For questions like “How much would you pay for XYZ?”, where XYZ is a product that can generate revenues directly for the buyer (eg dump, parking garage), you normally use valuation methods.
You will almost always have to use a DCF of the estimated cash flow (normally simplified with profit) of the object.
The revenues from the cash flow/profit equation depend on the object itself. If the revenue streams are not obvious you can clarify with the interviewer.
Examples of possible revenue streams:
- Dump ➜ Regulated payment from the government.
- Parking Garage ➜ Fees for using the garage.
If you have to estimate a bid price like for the dump, given this method will give you the maximum amount you may be able to pay, you could consider to:
- Bid a lower amount so that you will receive a return of investment comparable to the opportunity cost you may have (eg 10%).
- Try to estimate the possible bids of competitors (very difficult).
Alternatively, you may use the other valuation methods. But they don’t work well for very unique assets without real comparables:

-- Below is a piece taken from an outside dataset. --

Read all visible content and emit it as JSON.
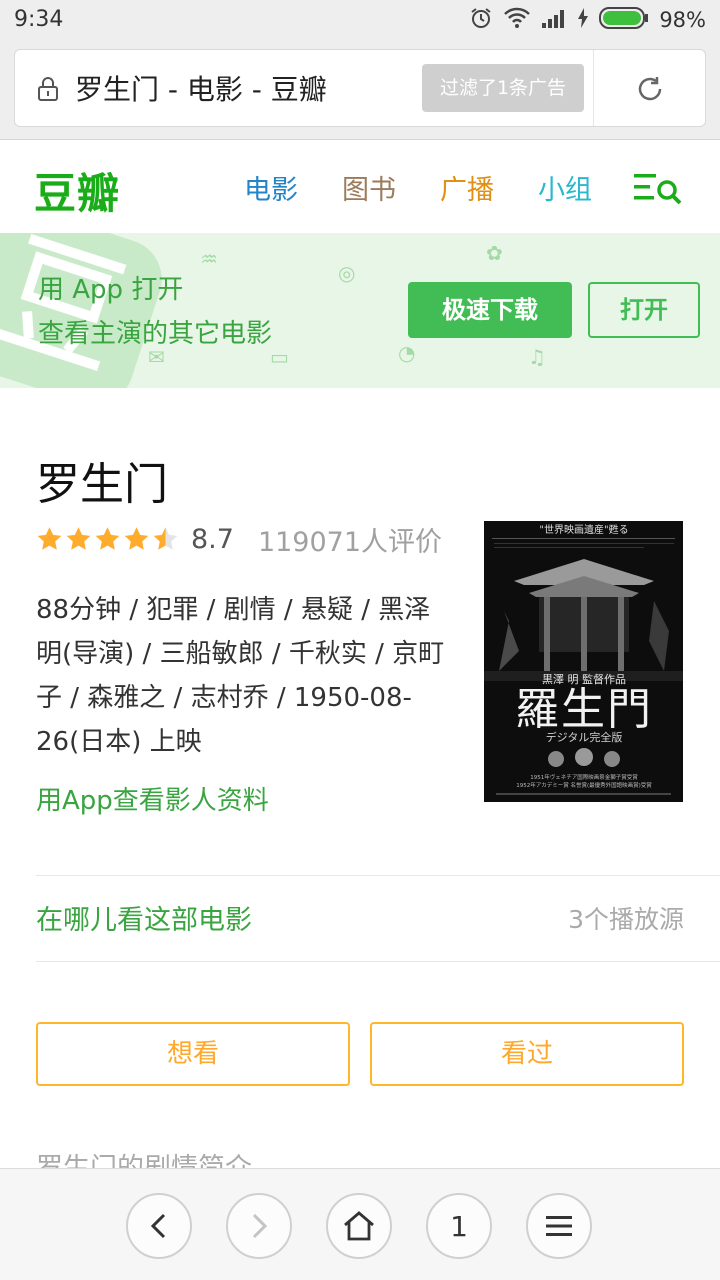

- Multiples. Consider the average multiple used in equivalent transactions (eg P/E ratio). Then apply the multiple to the relevant variable of the target (eg Net Earnings of the target).
- Computation from asset value – identify the equity value as the fair value of total assets minus net debt. This is normally going to give you the minimum price you could pay for the object, as it is considering the assets in isolation.
The other pricing strategies you mentioned (cost-based, value-based, competitor-based) are normally used instead when you have to define the price of products that can’t generate revenues directly for the buyer (eg a new pesticide or headache pill bought by the final customer).
Hope this helps,